Saint H is riding out the storm in Columbus, so Duke and I are left to our own devices. Duke has divided his time between the bedroom and the guest bedroom, with time out on the couch with me. Oh, wait, that's normal for him. What's not normal is for his dad to be missing from the couch in the evening; he's noticed, but seems only to be curious about it, not distressed. All the same I'd like for everything to get back to normal - soon.

I was doing well, sleeping without sleep aids, until the storm hit. Perhaps tonight will take me back to uninterrupted sleep. Ironically March/April AARP magazine features "No-Pill Sleep Plan / By Susan Roberts - Our guinea pig author enlists in boot camp for the sleepless.
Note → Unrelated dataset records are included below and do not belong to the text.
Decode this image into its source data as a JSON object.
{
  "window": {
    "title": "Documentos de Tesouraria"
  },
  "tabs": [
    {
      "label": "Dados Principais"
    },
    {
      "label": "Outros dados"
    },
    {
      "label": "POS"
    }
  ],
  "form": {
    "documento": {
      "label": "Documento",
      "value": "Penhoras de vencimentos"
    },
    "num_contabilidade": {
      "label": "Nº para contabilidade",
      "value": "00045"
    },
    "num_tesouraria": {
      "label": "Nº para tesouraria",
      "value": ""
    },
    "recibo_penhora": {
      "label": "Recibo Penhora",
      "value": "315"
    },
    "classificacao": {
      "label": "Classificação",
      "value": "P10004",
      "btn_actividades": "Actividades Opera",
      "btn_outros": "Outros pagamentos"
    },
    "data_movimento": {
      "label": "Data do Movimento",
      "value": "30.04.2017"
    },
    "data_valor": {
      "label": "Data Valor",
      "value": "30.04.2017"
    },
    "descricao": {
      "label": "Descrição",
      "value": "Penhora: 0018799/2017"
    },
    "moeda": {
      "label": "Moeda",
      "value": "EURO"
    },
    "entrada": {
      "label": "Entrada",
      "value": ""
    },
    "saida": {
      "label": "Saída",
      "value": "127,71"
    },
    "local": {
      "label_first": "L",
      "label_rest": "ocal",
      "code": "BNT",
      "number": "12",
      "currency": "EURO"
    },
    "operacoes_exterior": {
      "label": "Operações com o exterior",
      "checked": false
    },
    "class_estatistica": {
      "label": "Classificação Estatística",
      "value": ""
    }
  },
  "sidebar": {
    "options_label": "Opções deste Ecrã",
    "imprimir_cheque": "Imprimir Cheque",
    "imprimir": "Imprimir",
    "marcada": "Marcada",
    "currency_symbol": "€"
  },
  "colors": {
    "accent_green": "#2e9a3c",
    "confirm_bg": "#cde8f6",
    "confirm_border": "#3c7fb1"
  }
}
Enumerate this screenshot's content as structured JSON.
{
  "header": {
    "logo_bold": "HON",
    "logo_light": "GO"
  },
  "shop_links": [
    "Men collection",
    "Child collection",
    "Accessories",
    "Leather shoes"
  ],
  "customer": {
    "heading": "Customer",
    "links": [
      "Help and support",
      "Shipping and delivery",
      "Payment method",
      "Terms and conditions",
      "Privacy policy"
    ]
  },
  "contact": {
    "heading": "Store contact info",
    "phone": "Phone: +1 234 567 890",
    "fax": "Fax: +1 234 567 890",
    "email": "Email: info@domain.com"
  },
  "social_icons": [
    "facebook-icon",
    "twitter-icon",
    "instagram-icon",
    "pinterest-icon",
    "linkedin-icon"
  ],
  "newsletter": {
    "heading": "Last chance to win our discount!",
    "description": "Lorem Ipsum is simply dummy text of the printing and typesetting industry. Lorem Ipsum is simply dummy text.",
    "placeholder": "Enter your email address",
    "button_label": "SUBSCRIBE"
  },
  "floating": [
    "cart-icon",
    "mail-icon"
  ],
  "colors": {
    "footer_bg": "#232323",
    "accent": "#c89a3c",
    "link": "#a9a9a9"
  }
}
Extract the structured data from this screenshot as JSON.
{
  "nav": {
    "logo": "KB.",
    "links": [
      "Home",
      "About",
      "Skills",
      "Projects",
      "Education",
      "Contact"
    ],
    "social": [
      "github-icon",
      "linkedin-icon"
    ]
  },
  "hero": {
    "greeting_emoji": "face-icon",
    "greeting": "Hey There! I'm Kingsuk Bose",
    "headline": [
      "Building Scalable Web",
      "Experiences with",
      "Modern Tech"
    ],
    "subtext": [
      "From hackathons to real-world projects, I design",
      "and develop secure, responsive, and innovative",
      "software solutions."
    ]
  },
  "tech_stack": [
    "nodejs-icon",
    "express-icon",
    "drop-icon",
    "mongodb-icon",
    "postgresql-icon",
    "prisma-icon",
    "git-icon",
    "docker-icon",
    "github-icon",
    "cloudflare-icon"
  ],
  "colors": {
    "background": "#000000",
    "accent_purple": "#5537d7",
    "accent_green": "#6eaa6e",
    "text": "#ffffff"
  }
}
Plus: Nine power tips for a good snooze", and it arrived the day following my post. [The article isn't currently online, but is likely to be posted next month]

Labels: , ,

Wednesday, February 07, 2007

Mania for Insomnia

Well, crap. I seem just to be falling apart bit by bit. With Dr G's blessing I stopped taking my Ambien because I was having nightmares - classic thrashing about and shouting, very few of which I remember (fortunately).

Now I'm having trouble sleeping more than 2 or 3 hours at a time. I'm untangling some bureaucratic mess over a possible new prescription, and taking some samples of Rozarem that Dr MC gave me. That knocks me out pretty completely and makes me feel groggy for hours after I wake up.

I've always been a light sleeper and generally look forward to being awake, for good knitting or reading time; I once made afghans for my mother and sister during a long winter of insomnia. I'm glad that Saint H generally sleeps through my waking periods, though at least once during each episode he will pad into the living room, bleary-eyed, to make sure I'm all right. But I don't like having this repeated night after night after night ...

Is there some balance between not sleeping and not waking fully? If so I haven't managed to find it. We'll see what develops.


Friday, February 02, 2007


I've been dealing with intermittent blistering on my left foot from neuropathy, a common side effect of Nexavar. It hasn't been terrible, and remedies to date have included padding my left big toe with roving. On Monday in Cleveland I picked up a prescription for Biafine, a topical emulsion that softens the skin and reduces the irritation.

On Tuesday my thumbs were both slightly irritated and sore; by Thursday they were blistered at the joint and quite painful. I was barely able to bend my left thumb. So I've treated them with Biafine and have them bandaged - they feel better but not great.

Have you ever stopped to think how wonderful opposable thumbs are? Probably not - it's something we all take for granted. My dad lost half of his left thumb in a farming accident in the '40s and I never thought about what he had to do to compensate for that. Well, it's come home to me now. I can't open jar lids, can't open pill bottles, can't open the blister pacs for some of my medications. I can't unscrew the lid on a bottle of water or a soda. It's hard to tuck my shirt into my jeans. It's hard to pull my socks up. In short, we use our thumbs in concert with our fingers for so many things that it's hard to function without their full use.

Fortunately it hasn't stopped me from knitting. However, I will be stopping the Nexavar for a few days to get this under control, before it goes any further. Dr G and I had already discussed monitoring side effects and doing occasional stoppages; looks like it's time to start my record-keeping. Nobody has firm data on whether stopping Nexavar for short stretches lowers the effectiveness of the drug. Maybe I'll be able to contribute some information to the cause!

Snow here, with a true polar front anticipated tomorrow. We expect lows below zero early next week. Ah, winter (for my friends in Arizona and Florida: maybe the 30s and 40s don't sound too terrible now, do they?)